Cook County residents form new business with goal of reducing invasive crayfish in local lakes
Rusty crayfish are abundant in Pike Lake.
And that’s not a good thing.
The unwanted invasive crustaceans are widespread in a number of Cook County lakes, with the clear waters of Pike Lake being ground zero in terms of both abundance and how much they are impacting a local waterbody. Rusty crayfish eat fish eggs, for example, a fact that does not go over well with walleye anglers.
As unwanted as rusty crayfish are, two Cook County residents decided to take this knowledge and turn it into a business. Enter, The Crawdaddies.
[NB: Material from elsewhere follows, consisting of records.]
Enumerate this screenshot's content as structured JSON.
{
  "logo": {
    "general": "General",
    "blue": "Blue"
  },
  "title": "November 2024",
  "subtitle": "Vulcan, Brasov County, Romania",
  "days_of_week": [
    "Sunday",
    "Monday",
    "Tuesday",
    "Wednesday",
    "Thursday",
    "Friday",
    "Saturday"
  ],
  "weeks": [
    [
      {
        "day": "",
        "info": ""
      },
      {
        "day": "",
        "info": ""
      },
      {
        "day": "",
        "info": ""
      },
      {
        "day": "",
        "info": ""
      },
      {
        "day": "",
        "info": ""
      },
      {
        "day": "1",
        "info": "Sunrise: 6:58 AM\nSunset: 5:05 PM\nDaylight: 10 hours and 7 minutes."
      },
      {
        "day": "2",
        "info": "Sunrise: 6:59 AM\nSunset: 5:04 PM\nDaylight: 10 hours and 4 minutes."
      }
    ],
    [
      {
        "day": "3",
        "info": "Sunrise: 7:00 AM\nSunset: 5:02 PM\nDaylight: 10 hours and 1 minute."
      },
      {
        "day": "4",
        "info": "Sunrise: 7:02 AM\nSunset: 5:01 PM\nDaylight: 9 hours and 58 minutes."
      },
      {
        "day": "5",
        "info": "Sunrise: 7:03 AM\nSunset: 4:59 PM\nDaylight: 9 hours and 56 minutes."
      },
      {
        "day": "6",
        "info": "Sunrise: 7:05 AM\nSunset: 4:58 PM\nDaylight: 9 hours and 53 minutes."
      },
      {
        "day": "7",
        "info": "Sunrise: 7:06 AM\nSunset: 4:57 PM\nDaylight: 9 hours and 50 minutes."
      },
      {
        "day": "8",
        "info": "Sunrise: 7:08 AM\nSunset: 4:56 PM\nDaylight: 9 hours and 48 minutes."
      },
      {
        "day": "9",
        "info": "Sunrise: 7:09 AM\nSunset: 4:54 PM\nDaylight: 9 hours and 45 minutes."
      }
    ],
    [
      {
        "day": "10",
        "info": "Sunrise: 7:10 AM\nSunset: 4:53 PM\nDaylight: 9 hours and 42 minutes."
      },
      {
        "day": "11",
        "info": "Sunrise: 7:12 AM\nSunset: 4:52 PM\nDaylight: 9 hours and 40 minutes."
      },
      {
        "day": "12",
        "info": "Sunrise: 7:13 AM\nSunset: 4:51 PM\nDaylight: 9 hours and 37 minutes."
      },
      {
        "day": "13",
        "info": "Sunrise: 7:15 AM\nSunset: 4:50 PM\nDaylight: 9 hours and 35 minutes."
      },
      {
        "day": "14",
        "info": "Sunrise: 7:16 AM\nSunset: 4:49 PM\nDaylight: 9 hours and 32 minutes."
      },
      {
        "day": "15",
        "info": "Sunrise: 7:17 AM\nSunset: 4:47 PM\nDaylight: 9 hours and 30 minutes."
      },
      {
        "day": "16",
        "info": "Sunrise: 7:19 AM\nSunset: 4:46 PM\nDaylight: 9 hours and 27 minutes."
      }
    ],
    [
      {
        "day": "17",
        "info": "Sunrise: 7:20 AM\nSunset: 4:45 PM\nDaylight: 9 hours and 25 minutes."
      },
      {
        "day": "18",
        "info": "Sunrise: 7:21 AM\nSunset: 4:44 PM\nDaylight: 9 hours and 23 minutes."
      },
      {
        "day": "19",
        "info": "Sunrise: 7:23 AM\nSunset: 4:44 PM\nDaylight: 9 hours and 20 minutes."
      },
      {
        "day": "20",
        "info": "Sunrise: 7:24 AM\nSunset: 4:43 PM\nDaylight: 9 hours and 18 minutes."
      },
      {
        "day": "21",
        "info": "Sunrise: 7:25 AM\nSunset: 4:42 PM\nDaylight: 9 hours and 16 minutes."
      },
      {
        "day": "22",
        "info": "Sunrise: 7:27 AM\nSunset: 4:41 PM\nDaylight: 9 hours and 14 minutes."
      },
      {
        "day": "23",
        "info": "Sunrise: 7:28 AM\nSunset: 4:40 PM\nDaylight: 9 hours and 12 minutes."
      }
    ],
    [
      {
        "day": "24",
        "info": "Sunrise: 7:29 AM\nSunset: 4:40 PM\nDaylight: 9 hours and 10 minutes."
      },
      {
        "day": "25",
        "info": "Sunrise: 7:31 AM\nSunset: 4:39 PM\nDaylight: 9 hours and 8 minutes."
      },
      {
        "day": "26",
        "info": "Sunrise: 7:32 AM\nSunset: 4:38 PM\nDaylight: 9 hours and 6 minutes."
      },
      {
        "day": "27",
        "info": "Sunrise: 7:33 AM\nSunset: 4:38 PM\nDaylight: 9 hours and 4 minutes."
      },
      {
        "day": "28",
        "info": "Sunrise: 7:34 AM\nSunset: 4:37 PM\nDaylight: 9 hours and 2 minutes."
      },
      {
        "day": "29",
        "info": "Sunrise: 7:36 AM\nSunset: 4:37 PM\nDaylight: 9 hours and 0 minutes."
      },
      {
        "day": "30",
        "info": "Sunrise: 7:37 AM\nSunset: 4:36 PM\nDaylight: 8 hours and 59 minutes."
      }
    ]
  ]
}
Yusef Orest and Garrett Lima started catching rusty crayfish in steel traps in Cook County earlier this summer. More recently, they’ve partnered with the Cook County Soil and Water Conservation District and its aquatic invasive species unit to expand the enterprise.
The Crawdadddies, as their business is known, are now trapping on a commercial scale. They’ve captured hundreds of pounds of the invasive crayfish already this year, Lima said.
“I think our last recorded haul was around 68 pounds,” Lima said. “I think we’re over probably 300 pounds for the year.”
Slowing the spread of rusty crayfish in Pike Lake, or any given waterbody where they are present, is no small task. However, Orest said The Crawdaddies are optimistic that by catching and eventually selling a locally-sourced protein to community members it will make an impact.
“If you can’t beat them, you’ve got to eat them,” Orest said of the local crustaceans.
WTIP’s Joe Friedrichs recently joined The Crawdaddies on a beautiful August evening to set crayfish traps on Pike Lake. He shares a full report in the audio below.